Only someone who has lived in Poland and dealt extensively with Poles could hope to understand the current political battle involving the Polish government and the election of Poland’s former president, Donald Tusk, as president of the European Council. I cannot find a case in which a member of the European Union fought has so hard against the election of one of its own citizens to the influential position of EU Council President. It is considered a great honor both for the individual and the country he or she represents. However, Tusk was elected EU president on March 9 despite opposition from his own government.
Poland is currently governed by the Law and Justice Party, an extremely conservative party by European standards. Indeed, the Polish Foreign Ministry took the unprecedented step of nominating Jacek Saryusz-Wolski, a member of parliament from Tusk’s center-right Civic Platform Party, for EU President. The ministry considered Tusk “a German candidate.”
Anti-German sentiment remains strong in parts of Poland. Also, notably, Poland has steadfastly refused to have anything to do with the EU’s resettlement of Middle Eastern refugees as required by Brussels. Warsaw strongly believes that Poland should remain Polish and that its national identity should not be diluted by a mixture of other nationalities, especially those from the Middle East. Polish money should be spent on Poles.
Also worth noting is lingering tension between Tusk and Jaroslaw Kaczynski, head of the Law and Justice Party. Kaczynski resents the fact that Tusk was president of Poland at the time that Kaczynski’s twin brother was a casualty of an airplane crash in Russia that killed top Polish military and political officials. There is no proof that Tusk was involved, but Kaczynski blames Tusk because he was head of state at the time. Kaczynski appears to have gone even further, reportedly telling German Chancellor Angela Merkel that he might issue a European arrest warrant for Tusk because of his supposed involvement in the incident.

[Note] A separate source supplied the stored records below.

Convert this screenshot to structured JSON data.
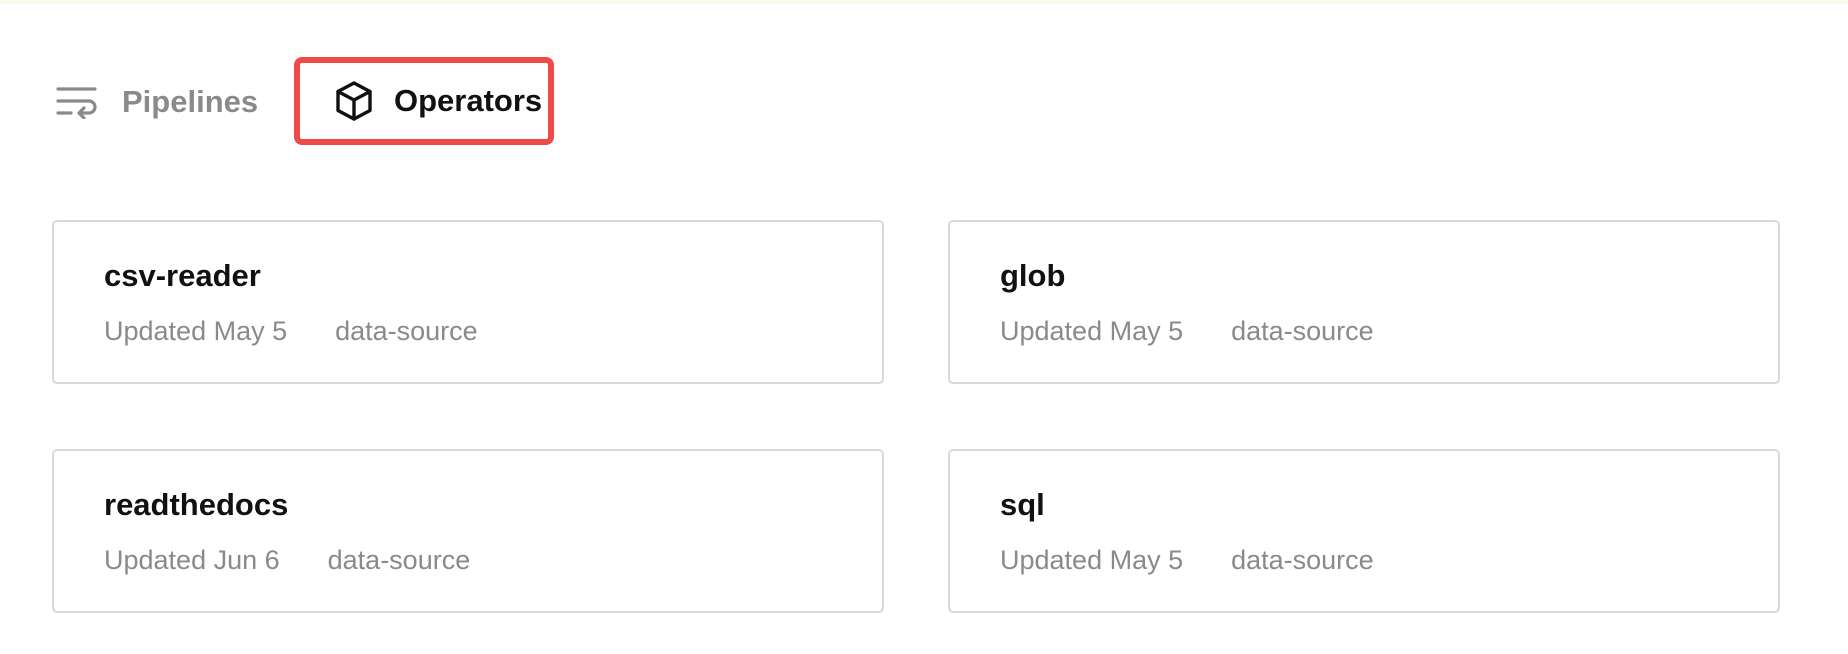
{
  "tabs": {
    "pipelines": {
      "label": "Pipelines",
      "icon": "wrap-lines-icon",
      "active": false
    },
    "operators": {
      "label": "Operators",
      "icon": "cube-icon",
      "active": true
    }
  },
  "highlight_color": "#ef4a46",
  "operators": [
    {
      "name": "csv-reader",
      "updated": "Updated May 5",
      "tag": "data-source"
    },
    {
      "name": "glob",
      "updated": "Updated May 5",
      "tag": "data-source"
    },
    {
      "name": "readthedocs",
      "updated": "Updated Jun 6",
      "tag": "data-source"
    },
    {
      "name": "sql",
      "updated": "Updated May 5",
      "tag": "data-source"
    }
  ]
}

Poland is expert at mixing internal and external policies, especially in this case, as Foreign Minister Witold Waszcykowski has launched vicious verbal attacks on Tusk. In January, Waszcykowski described Tusk as “the icon of evil and stupidity.” A couple of weeks later he claimed that the “absurd” Tusk was “behaving grotesquely, ignoring his own government.”
In addition to personal differences. Poland under Kaczynski is fighting with the EU over a number of other issues, such as how much autonomy each state should have. Poland has always argued for more autonomy than the EU wants to allow. The country fears the EU will place restrictions on the rights of Poles in this heavily Catholic country. In essence, the Poles seem to agree on the need for further integration in security and defense; that is about all they are interested in. As for other state decisions, Poland will make them itself. The EU argues that the reforms Poland is considering, especially those concerning the media, pose “a strategic risk” to the EU itself.
Thus, it should come as no surprise that Poland’s foreign policy is often the loser in such dust-ups. For example, the country’s attacks on Tusk only weaken Warsaw’s clout in Europe. Tusk is popular among European bureaucrats and politicians. As EU president, he has done an excellent job spreading the sense among European
officials that chaos reigns in Poland’s leadership. No one knows what the government thinks. Why pay much attention to it?
Yet while EU members might like to ignore Poland, the fact is that it is one of the largest countries in Europe.
At Tusk’s election as EU president, Poland was the only one of 28 EU members to vote against him. For most members, this would have been catastrophic. For Poland, however, it was normal politics.
From the beginning of the summit, Kaczynski brought up the German “devil.” Besides, claiming that Tusk was “Germany’s candidate,” Poland’s foreign minister spoke of a “Diktat aus Berlin” (A Dictate from Berlin), adding “Now we know, that Berlin gives the EU its tone.” From the standpoint of the other 27 countries, the high level meeting constituted a warning for Poland. The EU has begun to talk about sanctioning Poland and perhaps temporarily suspending its voting power because of its “independent” approach.
With Brexit on the horizon and Poland playing an independent role inside the EU, Europe could soon face even more disagreement and chaos.
Only one thing is true, as they say in Polish: “Poland remains Poland.”
Dale R. Herspring, a University Distinguished Professor at KSU and a member of the Council on Foreign Relations, is a retired U. S. diplomat and Navy captain.